It is nice to be able to produce wonderful compost in your own backyard at little to no cost. Fall is the ideal time to create a compost pile but keep in mind that the compost may not be ready to use until next fall. Those of you who started a compost pile last fall may be applying it to your garden beds right now. Here is how you can get started this week!
Start with a layer of fallen leaves that you rake from the lawn. Maple leaves decompose pretty quickly and a one-foot thick layer is fine for maple and most other species of tree leaves, but if you are raking oak leaves, use only a three- to six-inch layer since they decompose very slowly. Shredded leaves or shredded vegetable matter of any sort will decompose much quicker than plant material that is intact. Put a layer of garden refuse on top of the leaves such as spent tomato plants, bean plants, zucchini vines, and all the dead or dying annuals from your flower garden. Large, tough or woody plant materials do not compost well so avoid corn stalks, Brussel sprouts stems, ears of corn and woody twigs thicker than your pinky unless you can shred them first. A thin layer of fresh, green grass clippings on top of this will supply nitrogen but make it a thin layer since grass also tends to mat up.
Throw a few handfuls of soil on top of each layer to supply the microbes that will actually break the material down. No need for a compost starter or any other addition such as lime or fertilizer. There are literally millions of microbes in even a single tablespoon of soil and for some reason all compost ends up with a neutral pH, even if pine neeedles are used. Remember to think of lasagna as you repeat this layering process over and over until the pile is up to five- feet high. You can compost vegetable kitchen or fruit scraps or even cooked vegetables but no meat, pasta or bread.

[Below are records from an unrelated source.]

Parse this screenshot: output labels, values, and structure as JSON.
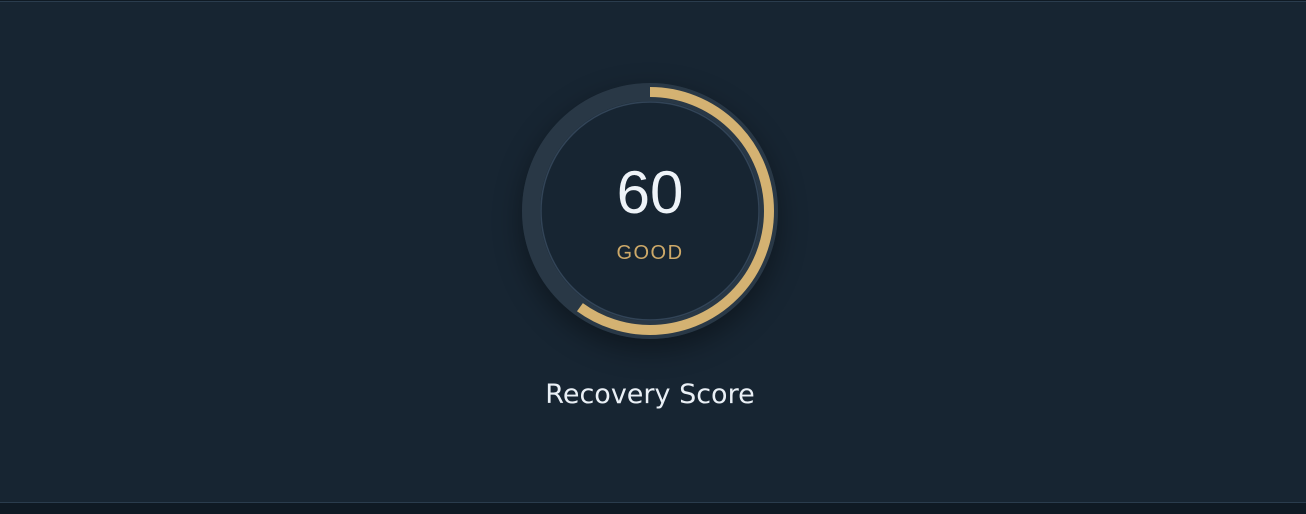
{
  "gauge": {
    "value": 60,
    "max": 100,
    "status": "GOOD",
    "label": "Recovery Score"
  },
  "colors": {
    "background": "#172532",
    "track": "#293846",
    "progress": "#d4b272",
    "value_text": "#eef3f8",
    "status_text": "#cda969",
    "label_text": "#eaf0f6"
  }
}
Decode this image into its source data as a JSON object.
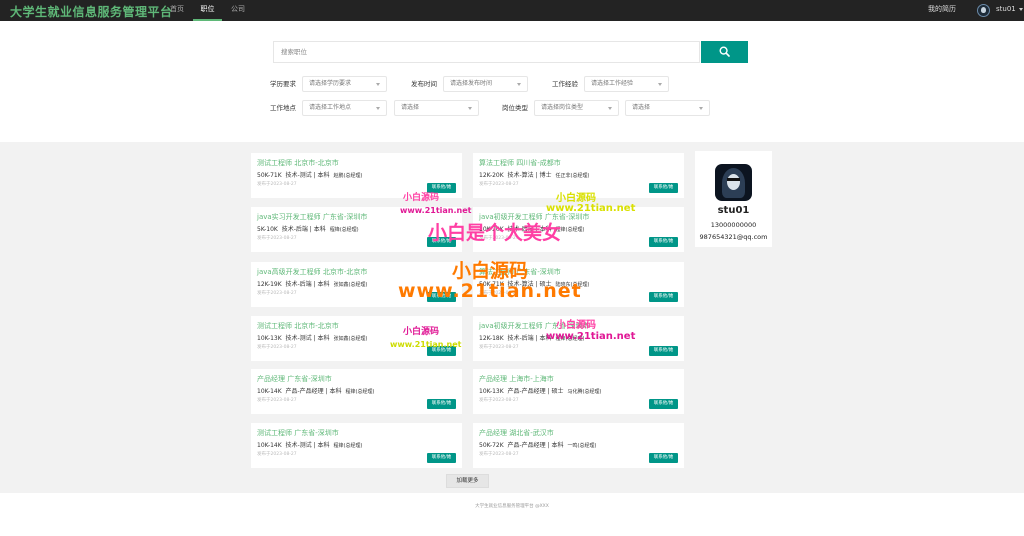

Wet the pile down if rain is scarce (Ha!) and let nature take its course. If outdoor temperatures remain above 50 degrees for a couple of weeks the pile should begin to heat up and may produce steam. Ideally the pile will attain a temperature of about 160 degrees, which is hot to enough to pasteurize it but not so hot as to sterilize it. After it cools down, turn the pile with a pitchfork to aerate it. Compost piles that fail to heat up can usually be jump started by turning which supplies oxygen. Compost is considered “finished” when you cannot distinguish the original materials that went into it. Since different materials decompose at different rates, it is usually necessary to sift it through some sort of screen such as chicken wire. Stuff that has not completely broken down can be returned to the pile for the next cycle.